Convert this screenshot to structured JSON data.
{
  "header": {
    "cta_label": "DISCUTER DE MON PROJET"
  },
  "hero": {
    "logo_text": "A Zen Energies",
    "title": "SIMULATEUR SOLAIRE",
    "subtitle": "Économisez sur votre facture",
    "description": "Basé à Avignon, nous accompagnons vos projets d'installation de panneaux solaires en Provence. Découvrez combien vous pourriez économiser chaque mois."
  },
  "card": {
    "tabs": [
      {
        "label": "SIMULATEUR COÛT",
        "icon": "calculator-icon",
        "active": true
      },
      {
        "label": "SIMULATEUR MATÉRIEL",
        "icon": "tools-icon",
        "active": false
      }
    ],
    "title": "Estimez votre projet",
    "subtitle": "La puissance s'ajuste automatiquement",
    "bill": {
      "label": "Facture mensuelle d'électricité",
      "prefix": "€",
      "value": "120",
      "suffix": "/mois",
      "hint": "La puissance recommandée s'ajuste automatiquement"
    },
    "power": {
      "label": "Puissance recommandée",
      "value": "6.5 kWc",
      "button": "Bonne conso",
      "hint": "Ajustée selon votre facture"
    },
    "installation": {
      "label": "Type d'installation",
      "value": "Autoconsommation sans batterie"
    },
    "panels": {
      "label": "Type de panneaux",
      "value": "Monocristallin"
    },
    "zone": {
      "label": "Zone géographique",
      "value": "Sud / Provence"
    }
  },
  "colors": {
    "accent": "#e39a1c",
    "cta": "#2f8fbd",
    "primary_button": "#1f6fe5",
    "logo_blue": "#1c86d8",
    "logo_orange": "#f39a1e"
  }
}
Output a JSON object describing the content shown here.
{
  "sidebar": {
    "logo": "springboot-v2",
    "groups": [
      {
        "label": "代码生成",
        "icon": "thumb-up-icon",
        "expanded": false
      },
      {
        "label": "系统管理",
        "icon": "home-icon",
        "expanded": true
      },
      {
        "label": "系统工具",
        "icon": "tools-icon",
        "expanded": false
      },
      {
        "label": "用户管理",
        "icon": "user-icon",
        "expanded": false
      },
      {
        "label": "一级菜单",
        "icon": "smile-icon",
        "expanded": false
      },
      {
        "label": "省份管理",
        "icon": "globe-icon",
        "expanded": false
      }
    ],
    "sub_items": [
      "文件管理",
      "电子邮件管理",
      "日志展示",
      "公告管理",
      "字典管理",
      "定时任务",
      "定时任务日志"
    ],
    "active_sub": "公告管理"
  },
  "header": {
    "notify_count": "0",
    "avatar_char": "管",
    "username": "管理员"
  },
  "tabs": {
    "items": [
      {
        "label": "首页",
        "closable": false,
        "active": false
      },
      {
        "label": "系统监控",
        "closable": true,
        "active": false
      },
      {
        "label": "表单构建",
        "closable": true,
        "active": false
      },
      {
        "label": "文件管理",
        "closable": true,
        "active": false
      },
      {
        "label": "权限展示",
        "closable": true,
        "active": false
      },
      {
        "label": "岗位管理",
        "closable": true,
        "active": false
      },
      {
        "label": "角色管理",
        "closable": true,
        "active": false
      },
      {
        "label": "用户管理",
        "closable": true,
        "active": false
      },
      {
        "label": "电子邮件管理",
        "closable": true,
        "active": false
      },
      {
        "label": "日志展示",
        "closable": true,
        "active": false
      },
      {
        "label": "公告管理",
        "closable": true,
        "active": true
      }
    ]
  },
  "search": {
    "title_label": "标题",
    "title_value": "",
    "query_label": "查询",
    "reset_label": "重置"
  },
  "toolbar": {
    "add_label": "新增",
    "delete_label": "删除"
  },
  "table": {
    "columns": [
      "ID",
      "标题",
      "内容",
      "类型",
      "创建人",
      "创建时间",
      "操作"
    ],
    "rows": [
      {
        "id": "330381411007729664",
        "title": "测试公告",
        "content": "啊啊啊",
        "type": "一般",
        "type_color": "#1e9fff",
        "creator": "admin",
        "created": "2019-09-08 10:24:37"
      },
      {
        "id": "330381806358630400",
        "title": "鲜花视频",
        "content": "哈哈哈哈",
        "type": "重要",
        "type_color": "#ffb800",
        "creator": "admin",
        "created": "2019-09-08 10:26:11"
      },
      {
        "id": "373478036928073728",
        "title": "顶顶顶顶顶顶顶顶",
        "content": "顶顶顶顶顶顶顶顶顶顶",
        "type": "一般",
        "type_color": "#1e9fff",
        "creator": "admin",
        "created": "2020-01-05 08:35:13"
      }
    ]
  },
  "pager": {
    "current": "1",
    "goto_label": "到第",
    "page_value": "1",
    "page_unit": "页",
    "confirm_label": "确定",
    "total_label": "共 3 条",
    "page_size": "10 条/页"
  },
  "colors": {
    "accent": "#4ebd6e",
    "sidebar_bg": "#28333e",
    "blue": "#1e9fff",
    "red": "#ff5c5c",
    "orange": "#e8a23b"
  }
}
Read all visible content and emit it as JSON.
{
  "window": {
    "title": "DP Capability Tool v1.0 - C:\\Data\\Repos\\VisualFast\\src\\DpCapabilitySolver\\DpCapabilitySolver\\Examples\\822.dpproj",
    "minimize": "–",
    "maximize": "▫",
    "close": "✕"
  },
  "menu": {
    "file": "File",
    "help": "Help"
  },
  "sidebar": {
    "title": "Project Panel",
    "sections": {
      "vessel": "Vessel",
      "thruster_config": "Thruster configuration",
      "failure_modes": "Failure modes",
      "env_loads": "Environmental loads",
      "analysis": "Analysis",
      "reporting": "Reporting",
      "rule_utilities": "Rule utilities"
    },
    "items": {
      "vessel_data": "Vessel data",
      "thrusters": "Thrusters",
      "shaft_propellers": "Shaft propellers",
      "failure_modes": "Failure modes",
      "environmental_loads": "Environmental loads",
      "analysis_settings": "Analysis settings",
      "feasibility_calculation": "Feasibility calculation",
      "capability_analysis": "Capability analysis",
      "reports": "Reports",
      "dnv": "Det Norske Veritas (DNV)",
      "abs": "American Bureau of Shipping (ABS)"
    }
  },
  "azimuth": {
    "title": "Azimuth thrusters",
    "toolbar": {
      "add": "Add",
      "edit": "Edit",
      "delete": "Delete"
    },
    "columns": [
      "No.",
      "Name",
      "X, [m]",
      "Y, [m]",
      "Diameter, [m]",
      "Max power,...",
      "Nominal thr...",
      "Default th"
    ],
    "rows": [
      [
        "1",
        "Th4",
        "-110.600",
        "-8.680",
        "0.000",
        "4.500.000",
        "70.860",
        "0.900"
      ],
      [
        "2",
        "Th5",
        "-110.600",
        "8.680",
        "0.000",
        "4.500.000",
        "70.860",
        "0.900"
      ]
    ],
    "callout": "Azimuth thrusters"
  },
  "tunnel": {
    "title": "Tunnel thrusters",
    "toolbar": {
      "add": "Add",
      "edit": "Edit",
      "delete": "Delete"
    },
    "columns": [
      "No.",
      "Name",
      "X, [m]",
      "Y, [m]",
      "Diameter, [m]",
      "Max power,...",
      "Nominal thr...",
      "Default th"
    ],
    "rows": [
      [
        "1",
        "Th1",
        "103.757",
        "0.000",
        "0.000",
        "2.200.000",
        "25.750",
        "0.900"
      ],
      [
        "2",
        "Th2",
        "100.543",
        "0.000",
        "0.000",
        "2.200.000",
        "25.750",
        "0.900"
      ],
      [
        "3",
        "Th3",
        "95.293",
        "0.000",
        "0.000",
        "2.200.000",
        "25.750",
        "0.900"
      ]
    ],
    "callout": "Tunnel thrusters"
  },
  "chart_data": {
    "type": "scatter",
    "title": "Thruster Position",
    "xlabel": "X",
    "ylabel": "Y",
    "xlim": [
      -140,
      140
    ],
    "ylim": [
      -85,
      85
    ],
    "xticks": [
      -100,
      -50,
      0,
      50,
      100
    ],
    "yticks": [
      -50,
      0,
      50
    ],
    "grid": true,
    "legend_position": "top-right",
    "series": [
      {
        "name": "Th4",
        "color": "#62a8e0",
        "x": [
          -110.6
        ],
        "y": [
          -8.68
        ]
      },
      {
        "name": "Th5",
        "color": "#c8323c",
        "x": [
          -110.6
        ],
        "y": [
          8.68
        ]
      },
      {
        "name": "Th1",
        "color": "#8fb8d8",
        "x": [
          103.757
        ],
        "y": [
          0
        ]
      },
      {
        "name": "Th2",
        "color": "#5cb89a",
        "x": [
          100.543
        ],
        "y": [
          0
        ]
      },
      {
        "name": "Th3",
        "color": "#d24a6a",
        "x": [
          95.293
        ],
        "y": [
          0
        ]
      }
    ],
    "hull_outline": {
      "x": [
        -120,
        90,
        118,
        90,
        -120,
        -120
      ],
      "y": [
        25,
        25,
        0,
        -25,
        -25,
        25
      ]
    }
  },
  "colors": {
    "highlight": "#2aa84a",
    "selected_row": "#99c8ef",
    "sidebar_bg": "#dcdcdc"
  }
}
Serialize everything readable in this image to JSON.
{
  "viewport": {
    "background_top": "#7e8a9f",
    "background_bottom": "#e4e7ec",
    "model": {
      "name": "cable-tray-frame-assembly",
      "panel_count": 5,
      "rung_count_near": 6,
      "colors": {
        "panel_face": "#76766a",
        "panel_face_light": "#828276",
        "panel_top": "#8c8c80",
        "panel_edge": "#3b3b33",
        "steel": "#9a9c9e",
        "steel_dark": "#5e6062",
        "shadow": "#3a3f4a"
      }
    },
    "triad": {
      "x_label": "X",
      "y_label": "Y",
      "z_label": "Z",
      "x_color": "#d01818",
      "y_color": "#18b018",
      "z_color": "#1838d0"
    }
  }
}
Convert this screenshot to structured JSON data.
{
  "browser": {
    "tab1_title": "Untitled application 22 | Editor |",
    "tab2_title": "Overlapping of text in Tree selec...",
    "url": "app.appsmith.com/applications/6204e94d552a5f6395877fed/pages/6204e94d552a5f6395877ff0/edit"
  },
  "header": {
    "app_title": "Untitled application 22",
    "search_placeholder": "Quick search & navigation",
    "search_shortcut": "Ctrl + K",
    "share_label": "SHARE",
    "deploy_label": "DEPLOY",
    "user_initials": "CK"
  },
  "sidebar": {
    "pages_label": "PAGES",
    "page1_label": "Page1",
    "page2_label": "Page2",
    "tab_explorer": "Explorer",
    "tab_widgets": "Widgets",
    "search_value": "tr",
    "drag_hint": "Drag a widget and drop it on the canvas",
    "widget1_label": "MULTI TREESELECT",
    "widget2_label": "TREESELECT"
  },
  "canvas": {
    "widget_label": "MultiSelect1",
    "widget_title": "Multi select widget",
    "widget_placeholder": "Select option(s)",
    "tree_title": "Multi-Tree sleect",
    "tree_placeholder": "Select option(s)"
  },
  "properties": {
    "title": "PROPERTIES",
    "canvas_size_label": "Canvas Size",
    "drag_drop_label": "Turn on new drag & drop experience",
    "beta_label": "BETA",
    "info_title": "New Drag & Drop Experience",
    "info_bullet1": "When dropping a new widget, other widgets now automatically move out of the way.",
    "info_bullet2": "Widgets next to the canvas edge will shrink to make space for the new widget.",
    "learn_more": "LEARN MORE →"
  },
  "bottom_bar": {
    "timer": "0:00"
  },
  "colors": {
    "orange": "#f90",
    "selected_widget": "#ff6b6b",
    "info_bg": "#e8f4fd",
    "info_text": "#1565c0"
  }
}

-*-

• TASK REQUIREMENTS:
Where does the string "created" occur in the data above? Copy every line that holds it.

• SOLUTION TO THIS PROBLEM:
        "created": "2019-09-08 10:24:37"
        "created": "2019-09-08 10:26:11"
        "created": "2020-01-05 08:35:13"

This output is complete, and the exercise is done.